Assigned task »
Find how many lines below hold "alamy", and give that number as the entire answer.

Excerpted data »
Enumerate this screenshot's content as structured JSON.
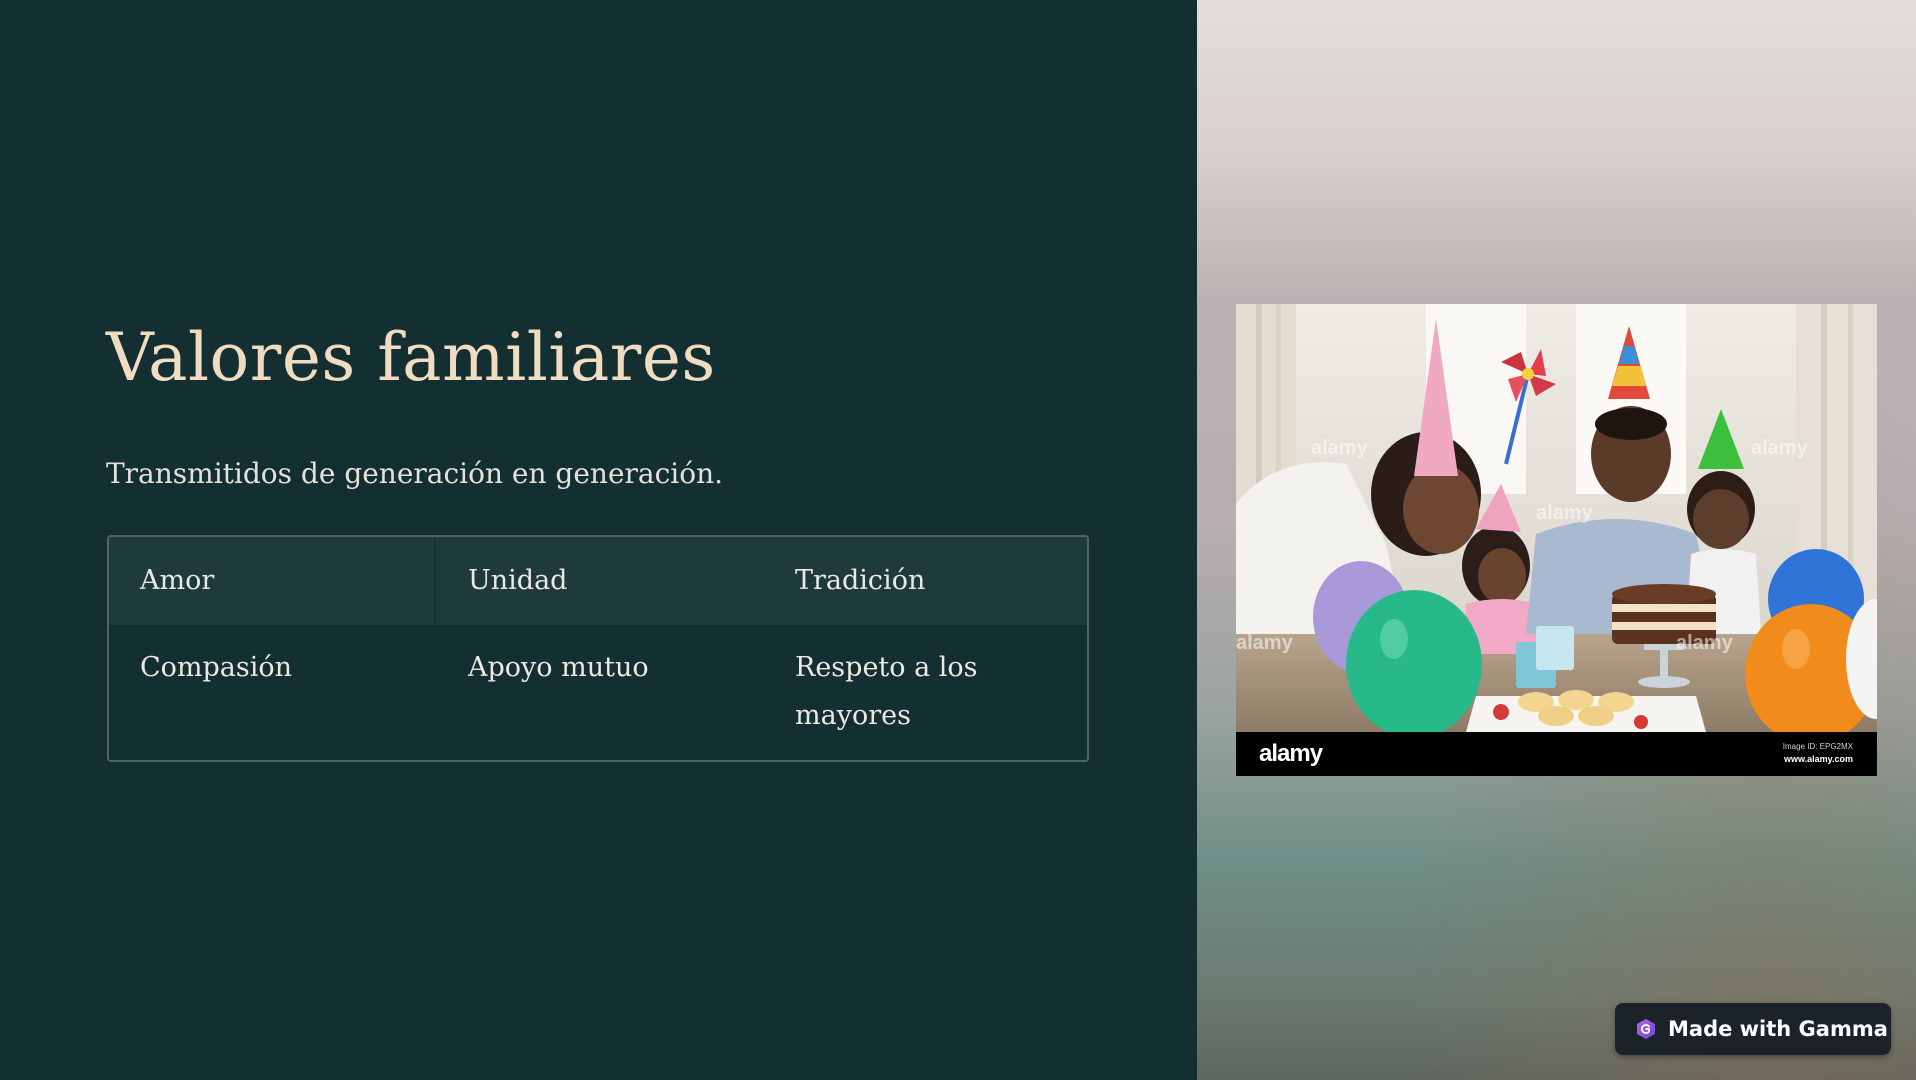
{
  "slide": {
    "title": "Valores familiares",
    "subtitle": "Transmitidos de generación en generación."
  },
  "table": {
    "headers": [
      "Amor",
      "Unidad",
      "Tradición"
    ],
    "rows": [
      [
        "Compasión",
        "Apoyo mutuo",
        "Respeto a los mayores"
      ]
    ]
  },
  "image": {
    "watermark_logo": "alamy",
    "image_id_text": "Image ID: EPG2MX",
    "source_url": "www.alamy.com"
  },
  "badge": {
    "label": "Made with Gamma",
    "icon": "gamma-logo-icon"
  },
  "colors": {
    "background": "#142f31",
    "title": "#f0dcc0",
    "text": "#ece8e2",
    "table_header": "#1e3a3b",
    "table_border": "#4e6566"
  }
}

Answer to the exercise »
2